TASK: Please copy each line of the records below that holds the word "username".

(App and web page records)

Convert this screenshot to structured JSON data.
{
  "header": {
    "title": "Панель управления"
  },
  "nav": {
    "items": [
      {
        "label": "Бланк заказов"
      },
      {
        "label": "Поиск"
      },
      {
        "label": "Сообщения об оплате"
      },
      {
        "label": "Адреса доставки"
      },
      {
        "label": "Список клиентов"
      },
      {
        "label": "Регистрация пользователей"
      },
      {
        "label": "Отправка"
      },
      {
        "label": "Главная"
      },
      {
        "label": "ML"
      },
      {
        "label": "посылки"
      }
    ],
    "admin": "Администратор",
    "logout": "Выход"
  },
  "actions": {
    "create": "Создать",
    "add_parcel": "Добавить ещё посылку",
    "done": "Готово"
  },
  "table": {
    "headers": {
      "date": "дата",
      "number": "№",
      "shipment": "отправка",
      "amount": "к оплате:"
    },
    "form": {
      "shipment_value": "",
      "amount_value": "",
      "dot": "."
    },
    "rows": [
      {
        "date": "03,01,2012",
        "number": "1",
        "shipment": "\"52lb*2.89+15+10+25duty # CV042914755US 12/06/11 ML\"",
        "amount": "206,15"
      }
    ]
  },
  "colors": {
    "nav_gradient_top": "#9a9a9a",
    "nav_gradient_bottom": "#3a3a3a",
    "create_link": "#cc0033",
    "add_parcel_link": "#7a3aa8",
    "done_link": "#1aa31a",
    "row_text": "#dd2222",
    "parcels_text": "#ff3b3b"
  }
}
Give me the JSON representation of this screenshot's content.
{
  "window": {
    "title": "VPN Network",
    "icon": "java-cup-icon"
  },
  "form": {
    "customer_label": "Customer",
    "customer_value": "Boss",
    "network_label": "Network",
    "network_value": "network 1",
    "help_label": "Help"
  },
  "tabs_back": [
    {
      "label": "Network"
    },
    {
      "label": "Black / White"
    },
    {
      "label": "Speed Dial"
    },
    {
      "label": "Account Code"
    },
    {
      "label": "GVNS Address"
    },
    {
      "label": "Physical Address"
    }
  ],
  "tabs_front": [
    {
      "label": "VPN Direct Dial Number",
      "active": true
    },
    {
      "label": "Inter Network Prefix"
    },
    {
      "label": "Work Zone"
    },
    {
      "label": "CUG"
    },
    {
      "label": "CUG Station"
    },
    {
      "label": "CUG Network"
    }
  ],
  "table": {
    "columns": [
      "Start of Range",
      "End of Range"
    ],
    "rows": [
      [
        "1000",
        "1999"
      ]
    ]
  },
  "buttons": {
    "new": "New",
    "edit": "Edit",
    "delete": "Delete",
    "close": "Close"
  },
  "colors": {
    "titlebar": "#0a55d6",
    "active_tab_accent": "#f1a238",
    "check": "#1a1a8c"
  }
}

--

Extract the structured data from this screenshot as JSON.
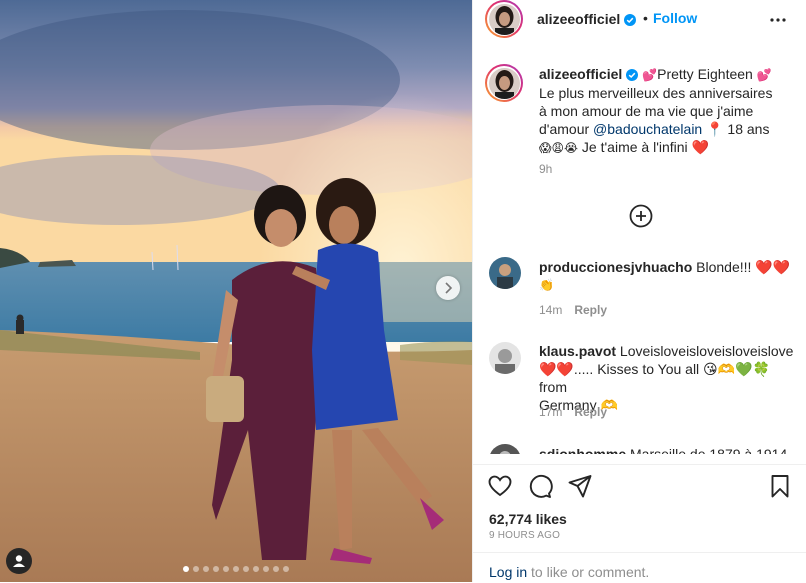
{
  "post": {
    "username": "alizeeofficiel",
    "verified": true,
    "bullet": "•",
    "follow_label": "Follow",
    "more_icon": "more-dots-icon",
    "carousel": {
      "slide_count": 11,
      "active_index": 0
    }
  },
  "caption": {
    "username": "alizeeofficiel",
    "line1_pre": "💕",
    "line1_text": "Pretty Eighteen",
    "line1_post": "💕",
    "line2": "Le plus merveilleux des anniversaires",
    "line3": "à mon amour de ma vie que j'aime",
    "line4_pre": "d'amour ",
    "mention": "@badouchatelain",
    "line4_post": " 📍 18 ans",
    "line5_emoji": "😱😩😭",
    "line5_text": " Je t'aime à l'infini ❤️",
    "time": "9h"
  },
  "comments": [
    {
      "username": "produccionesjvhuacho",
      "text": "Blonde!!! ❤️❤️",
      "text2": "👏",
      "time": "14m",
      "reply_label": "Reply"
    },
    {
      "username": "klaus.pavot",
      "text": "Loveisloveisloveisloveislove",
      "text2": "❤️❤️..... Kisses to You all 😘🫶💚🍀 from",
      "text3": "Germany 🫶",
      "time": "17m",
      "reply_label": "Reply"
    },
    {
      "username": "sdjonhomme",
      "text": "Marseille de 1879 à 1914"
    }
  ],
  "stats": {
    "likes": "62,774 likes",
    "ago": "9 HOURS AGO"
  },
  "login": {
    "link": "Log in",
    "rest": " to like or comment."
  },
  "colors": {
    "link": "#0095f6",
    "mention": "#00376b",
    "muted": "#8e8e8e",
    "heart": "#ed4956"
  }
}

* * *

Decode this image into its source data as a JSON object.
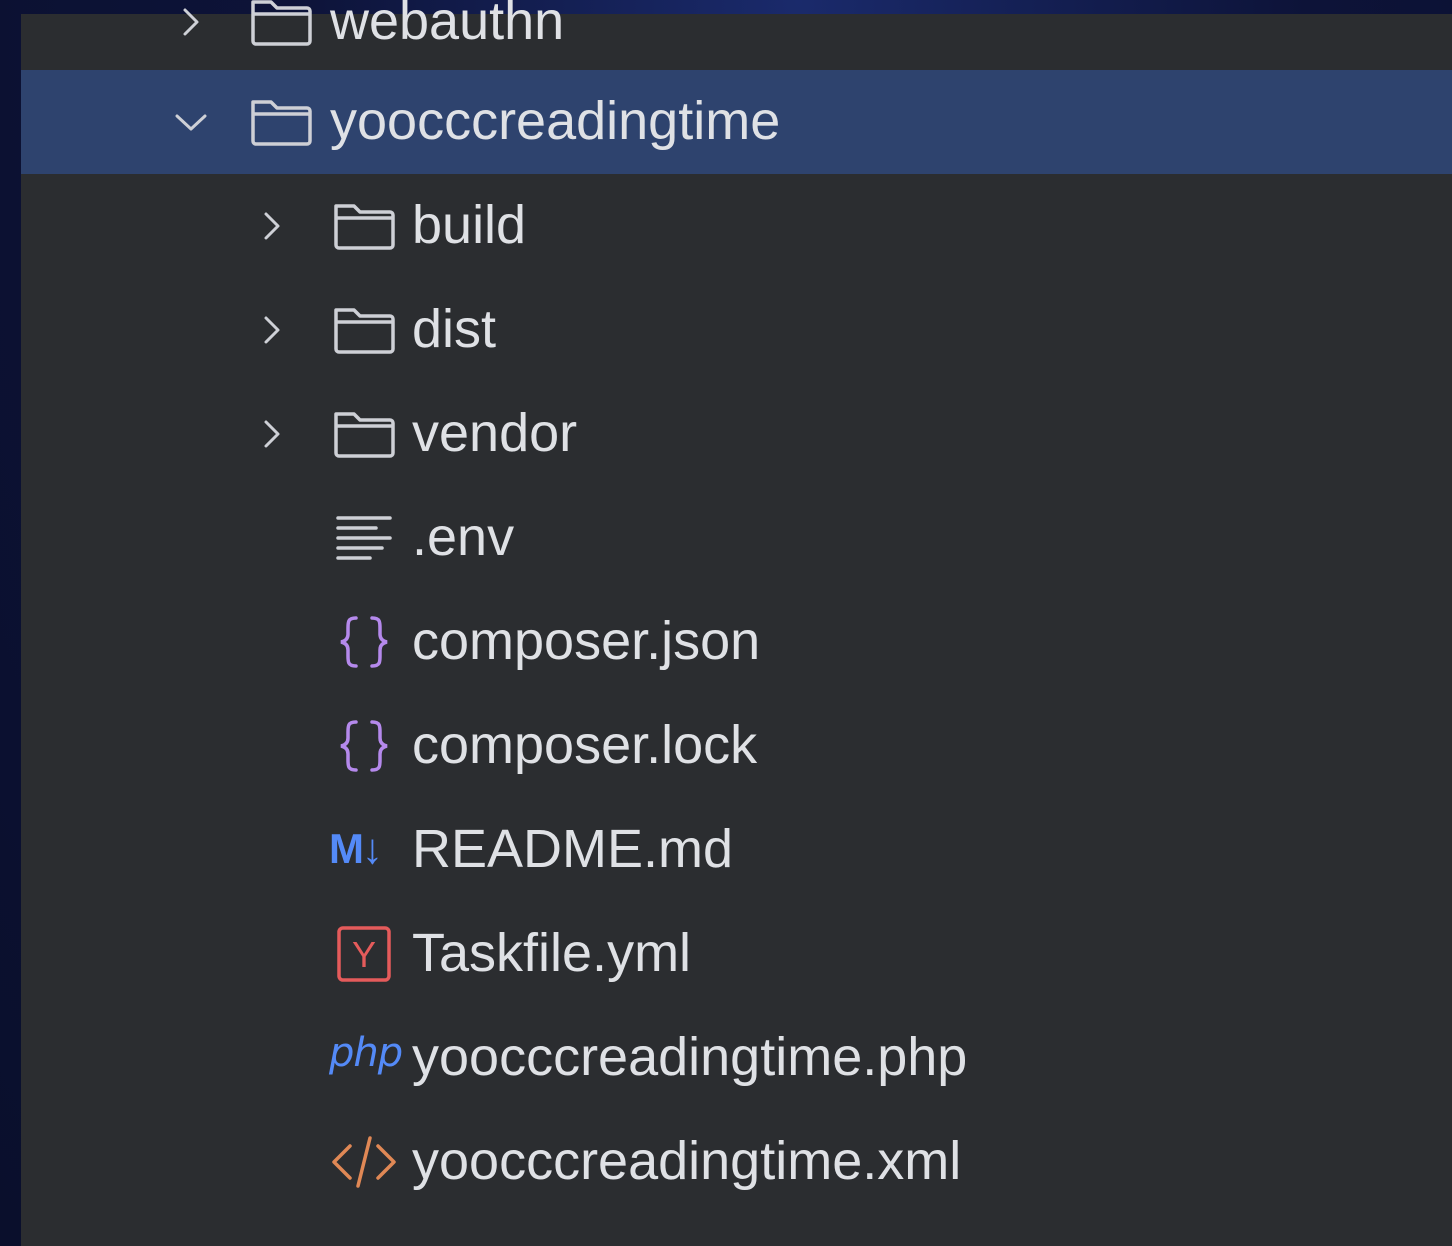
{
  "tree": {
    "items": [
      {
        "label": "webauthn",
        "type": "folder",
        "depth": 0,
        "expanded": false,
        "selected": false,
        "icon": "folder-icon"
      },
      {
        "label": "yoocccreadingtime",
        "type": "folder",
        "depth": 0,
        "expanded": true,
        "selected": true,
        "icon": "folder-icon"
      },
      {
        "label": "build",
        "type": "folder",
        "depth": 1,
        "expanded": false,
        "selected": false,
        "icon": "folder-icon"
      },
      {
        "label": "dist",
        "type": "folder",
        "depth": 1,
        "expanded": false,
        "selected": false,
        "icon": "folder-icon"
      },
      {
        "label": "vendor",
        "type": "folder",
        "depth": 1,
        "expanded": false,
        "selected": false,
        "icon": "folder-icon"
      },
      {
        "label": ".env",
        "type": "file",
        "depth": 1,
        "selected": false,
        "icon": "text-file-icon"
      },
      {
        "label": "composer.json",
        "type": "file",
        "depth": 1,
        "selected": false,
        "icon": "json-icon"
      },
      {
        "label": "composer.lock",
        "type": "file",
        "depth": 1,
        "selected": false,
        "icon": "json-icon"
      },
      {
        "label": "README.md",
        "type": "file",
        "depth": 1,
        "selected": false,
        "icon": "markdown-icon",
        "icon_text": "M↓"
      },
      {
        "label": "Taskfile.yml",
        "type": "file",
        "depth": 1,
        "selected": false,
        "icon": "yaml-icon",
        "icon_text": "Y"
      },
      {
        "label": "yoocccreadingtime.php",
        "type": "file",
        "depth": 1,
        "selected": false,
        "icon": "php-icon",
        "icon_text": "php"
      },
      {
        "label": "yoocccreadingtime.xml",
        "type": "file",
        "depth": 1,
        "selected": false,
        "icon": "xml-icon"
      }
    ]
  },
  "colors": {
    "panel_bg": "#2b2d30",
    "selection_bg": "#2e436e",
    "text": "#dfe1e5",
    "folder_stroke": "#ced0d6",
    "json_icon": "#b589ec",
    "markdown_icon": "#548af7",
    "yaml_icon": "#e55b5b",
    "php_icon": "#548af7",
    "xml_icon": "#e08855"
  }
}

RESULT:
    "username": "alizeeofficiel",
    "username": "alizeeofficiel",
      "username": "produccionesjvhuacho",
      "username": "klaus.pavot",
      "username": "sdjonhomme",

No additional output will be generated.